What Can Be Copyrighted?
Copyright is a type of intellectual property protection that protects the "form of material expression." This means that facts, ideas, concepts, or techniques of a particular work are not protected. For this reason, copyright protection is only available for works that are fixed in a tangible form. Examples of fixed in tangible form are a story written on paper or a painting on canvas. The categories of works that are protected under copyright law include software, paintings, literary works, photographs, movies, sound recording, musical works, and television broadcasts.
Rights of a Copyright Owner
A copyright owner is afforded certain exclusive rights over the work. The copyright owner has the exclusive right to reproduce the work, sell the work, and perform or display the work publicly. The copyright owner also has the exclusive right to create derivative works, which are new works based on the original copyrighted work. If the copyright owner would like to give these rights to another person, he or she has the option to transfer ownership or give a person a license to use the work. If the copyright owner transfers his or her rights, he or she ceases to be the copyright owner. If, on the other hand, the copyright owner gives someone a license, then he or she is still the owner of the copyright, he or she simply gives certain rights to use the work.
Requirements for Copyright Protection
The main requirements to receive copyright protection are that it is an original work and fixed in a tangible form. While registration with the U.S. Copyright Office is not a requirement for receiving copyright protection, there are benefits to registering a copyright. For example, registration of a copyright provides a public record of the copyright claim in the work. Registration is also required before you can file a copyright infringement lawsuit.
Original works created after March 1989 are not required to include a copyright notice to have copyright protection; however, there are benefits to having a copyright notice on your work. The notice of copyright alerts the public to the fact that work is under copyright protection and identifies the year the work was first published and the copyright owner. In addition, including a copyright notice doesn't require any formal steps – you simply need to include the notice in your work.

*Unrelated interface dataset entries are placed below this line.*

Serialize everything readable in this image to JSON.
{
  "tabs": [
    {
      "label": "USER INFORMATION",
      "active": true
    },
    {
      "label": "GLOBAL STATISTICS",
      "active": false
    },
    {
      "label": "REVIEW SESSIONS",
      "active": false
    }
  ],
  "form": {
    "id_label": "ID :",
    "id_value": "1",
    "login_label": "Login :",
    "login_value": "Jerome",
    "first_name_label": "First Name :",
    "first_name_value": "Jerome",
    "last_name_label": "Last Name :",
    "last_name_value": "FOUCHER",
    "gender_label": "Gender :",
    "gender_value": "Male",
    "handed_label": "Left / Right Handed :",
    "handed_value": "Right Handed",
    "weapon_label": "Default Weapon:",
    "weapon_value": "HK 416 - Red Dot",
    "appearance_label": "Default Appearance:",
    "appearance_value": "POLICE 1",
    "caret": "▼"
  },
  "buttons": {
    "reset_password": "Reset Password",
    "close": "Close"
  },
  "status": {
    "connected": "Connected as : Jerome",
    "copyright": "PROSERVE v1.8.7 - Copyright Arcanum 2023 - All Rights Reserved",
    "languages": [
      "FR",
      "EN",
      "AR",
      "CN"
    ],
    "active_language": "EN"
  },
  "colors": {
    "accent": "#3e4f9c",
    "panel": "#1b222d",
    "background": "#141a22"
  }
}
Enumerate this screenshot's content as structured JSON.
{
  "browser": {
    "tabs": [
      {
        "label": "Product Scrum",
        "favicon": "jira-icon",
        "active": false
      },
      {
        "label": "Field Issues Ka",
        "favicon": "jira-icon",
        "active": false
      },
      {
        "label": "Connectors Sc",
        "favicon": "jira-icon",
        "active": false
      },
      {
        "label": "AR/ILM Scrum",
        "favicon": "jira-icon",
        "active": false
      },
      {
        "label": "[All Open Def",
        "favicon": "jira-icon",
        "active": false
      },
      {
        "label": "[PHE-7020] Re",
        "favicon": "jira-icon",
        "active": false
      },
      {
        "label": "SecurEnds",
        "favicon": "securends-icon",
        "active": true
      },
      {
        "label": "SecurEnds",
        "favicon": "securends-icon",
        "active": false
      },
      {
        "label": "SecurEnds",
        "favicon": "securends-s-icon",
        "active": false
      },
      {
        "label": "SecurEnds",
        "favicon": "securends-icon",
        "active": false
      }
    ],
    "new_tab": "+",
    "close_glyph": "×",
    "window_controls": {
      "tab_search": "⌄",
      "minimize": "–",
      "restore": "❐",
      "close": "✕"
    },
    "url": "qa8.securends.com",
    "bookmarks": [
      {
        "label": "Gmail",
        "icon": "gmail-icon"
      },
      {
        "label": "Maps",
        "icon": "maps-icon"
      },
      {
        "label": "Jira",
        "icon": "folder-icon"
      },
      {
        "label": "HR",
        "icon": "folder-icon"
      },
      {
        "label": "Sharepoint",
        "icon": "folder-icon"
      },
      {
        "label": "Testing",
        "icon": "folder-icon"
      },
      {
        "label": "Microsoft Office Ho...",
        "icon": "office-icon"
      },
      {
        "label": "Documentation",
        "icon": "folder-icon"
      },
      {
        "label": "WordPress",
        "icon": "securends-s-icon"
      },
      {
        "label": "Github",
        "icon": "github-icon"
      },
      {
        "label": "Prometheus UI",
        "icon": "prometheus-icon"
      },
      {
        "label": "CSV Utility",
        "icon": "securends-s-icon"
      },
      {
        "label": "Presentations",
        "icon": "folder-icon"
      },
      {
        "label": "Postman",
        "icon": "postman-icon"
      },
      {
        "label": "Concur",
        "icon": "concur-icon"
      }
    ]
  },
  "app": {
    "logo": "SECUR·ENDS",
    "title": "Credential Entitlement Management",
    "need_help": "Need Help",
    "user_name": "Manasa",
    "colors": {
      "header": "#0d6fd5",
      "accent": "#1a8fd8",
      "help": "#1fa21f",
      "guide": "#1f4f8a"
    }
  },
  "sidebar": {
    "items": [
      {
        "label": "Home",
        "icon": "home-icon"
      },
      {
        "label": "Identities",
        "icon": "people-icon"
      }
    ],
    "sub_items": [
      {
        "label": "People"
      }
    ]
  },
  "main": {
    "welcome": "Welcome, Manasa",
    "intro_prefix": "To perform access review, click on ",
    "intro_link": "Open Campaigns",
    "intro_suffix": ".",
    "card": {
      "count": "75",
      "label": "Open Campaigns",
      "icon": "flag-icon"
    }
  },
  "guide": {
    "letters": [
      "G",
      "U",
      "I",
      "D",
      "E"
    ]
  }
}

Hiring an Intellectual Property Attorney
Whether you would like to find out if your work qualifies for copyright protection or you would like to find out if you can use someone else's work, an intellectual property attorney can help you navigate through all the aspects of copyright law.